Aim of the task: Restate the listing below with no word altered.

+ + + + + + +

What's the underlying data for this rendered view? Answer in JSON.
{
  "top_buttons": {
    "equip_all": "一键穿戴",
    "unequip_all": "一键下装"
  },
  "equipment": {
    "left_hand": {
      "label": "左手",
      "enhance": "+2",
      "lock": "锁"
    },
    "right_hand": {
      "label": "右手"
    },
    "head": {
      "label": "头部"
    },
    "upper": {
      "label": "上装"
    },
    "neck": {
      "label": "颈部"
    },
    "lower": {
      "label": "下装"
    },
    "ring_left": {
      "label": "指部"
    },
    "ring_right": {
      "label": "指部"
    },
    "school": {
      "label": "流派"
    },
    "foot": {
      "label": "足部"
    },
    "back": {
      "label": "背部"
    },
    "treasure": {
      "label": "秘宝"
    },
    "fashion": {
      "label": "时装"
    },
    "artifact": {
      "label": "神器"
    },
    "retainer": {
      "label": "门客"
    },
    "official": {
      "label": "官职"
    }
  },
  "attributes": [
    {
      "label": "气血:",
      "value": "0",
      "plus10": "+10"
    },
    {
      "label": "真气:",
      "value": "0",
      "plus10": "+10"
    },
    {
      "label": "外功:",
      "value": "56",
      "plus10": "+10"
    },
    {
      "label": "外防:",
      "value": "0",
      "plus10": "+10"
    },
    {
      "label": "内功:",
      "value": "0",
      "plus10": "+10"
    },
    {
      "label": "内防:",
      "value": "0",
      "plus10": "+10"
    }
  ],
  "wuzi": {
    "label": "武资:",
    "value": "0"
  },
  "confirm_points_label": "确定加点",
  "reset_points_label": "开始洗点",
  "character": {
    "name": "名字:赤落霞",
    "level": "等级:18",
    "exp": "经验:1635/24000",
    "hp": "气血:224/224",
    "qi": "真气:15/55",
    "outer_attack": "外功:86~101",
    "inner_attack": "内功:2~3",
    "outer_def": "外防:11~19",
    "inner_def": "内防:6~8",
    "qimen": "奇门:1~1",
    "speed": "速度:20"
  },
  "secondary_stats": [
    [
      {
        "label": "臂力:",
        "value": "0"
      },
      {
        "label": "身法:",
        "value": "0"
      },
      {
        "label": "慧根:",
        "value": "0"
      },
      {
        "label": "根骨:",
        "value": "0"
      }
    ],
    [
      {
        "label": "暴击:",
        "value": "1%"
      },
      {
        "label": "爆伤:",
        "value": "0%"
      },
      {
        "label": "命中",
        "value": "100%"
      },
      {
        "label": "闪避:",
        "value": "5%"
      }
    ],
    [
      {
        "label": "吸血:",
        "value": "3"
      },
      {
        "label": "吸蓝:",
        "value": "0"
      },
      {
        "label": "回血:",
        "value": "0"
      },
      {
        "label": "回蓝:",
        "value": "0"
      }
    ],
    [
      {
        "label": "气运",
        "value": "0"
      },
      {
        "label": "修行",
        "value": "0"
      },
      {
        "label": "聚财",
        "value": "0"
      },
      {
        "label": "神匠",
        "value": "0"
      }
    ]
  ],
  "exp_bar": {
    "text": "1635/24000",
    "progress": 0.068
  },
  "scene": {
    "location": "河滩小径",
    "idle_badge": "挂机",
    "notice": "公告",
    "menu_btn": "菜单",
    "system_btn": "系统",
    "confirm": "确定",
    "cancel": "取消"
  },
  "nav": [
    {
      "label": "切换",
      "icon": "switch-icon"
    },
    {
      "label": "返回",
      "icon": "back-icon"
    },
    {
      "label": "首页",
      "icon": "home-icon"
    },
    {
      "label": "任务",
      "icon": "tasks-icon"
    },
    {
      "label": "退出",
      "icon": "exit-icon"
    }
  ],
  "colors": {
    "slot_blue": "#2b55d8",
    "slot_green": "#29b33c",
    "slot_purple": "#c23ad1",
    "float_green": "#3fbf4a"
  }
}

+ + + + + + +

Solution for this task:
What's the underlying data for this rendered view? Answer in JSON.
{
  "top_buttons": {
    "equip_all": "一键穿戴",
    "unequip_all": "一键下装"
  },
  "equipment": {
    "left_hand": {
      "label": "左手",
      "enhance": "+2",
      "lock": "锁"
    },
    "right_hand": {
      "label": "右手"
    },
    "head": {
      "label": "头部"
    },
    "upper": {
      "label": "上装"
    },
    "neck": {
      "label": "颈部"
    },
    "lower": {
      "label": "下装"
    },
    "ring_left": {
      "label": "指部"
    },
    "ring_right": {
      "label": "指部"
    },
    "school": {
      "label": "流派"
    },
    "foot": {
      "label": "足部"
    },
    "back": {
      "label": "背部"
    },
    "treasure": {
      "label": "秘宝"
    },
    "fashion": {
      "label": "时装"
    },
    "artifact": {
      "label": "神器"
    },
    "retainer": {
      "label": "门客"
    },
    "official": {
      "label": "官职"
    }
  },
  "attributes": [
    {
      "label": "气血:",
      "value": "0",
      "plus10": "+10"
    },
    {
      "label": "真气:",
      "value": "0",
      "plus10": "+10"
    },
    {
      "label": "外功:",
      "value": "56",
      "plus10": "+10"
    },
    {
      "label": "外防:",
      "value": "0",
      "plus10": "+10"
    },
    {
      "label": "内功:",
      "value": "0",
      "plus10": "+10"
    },
    {
      "label": "内防:",
      "value": "0",
      "plus10": "+10"
    }
  ],
  "wuzi": {
    "label": "武资:",
    "value": "0"
  },
  "confirm_points_label": "确定加点",
  "reset_points_label": "开始洗点",
  "character": {
    "name": "名字:赤落霞",
    "level": "等级:18",
    "exp": "经验:1635/24000",
    "hp": "气血:224/224",
    "qi": "真气:15/55",
    "outer_attack": "外功:86~101",
    "inner_attack": "内功:2~3",
    "outer_def": "外防:11~19",
    "inner_def": "内防:6~8",
    "qimen": "奇门:1~1",
    "speed": "速度:20"
  },
  "secondary_stats": [
    [
      {
        "label": "臂力:",
        "value": "0"
      },
      {
        "label": "身法:",
        "value": "0"
      },
      {
        "label": "慧根:",
        "value": "0"
      },
      {
        "label": "根骨:",
        "value": "0"
      }
    ],
    [
      {
        "label": "暴击:",
        "value": "1%"
      },
      {
        "label": "爆伤:",
        "value": "0%"
      },
      {
        "label": "命中",
        "value": "100%"
      },
      {
        "label": "闪避:",
        "value": "5%"
      }
    ],
    [
      {
        "label": "吸血:",
        "value": "3"
      },
      {
        "label": "吸蓝:",
        "value": "0"
      },
      {
        "label": "回血:",
        "value": "0"
      },
      {
        "label": "回蓝:",
        "value": "0"
      }
    ],
    [
      {
        "label": "气运",
        "value": "0"
      },
      {
        "label": "修行",
        "value": "0"
      },
      {
        "label": "聚财",
        "value": "0"
      },
      {
        "label": "神匠",
        "value": "0"
      }
    ]
  ],
  "exp_bar": {
    "text": "1635/24000",
    "progress": 0.068
  },
  "scene": {
    "location": "河滩小径",
    "idle_badge": "挂机",
    "notice": "公告",
    "menu_btn": "菜单",
    "system_btn": "系统",
    "confirm": "确定",
    "cancel": "取消"
  },
  "nav": [
    {
      "label": "切换",
      "icon": "switch-icon"
    },
    {
      "label": "返回",
      "icon": "back-icon"
    },
    {
      "label": "首页",
      "icon": "home-icon"
    },
    {
      "label": "任务",
      "icon": "tasks-icon"
    },
    {
      "label": "退出",
      "icon": "exit-icon"
    }
  ],
  "colors": {
    "slot_blue": "#2b55d8",
    "slot_green": "#29b33c",
    "slot_purple": "#c23ad1",
    "float_green": "#3fbf4a"
  }
}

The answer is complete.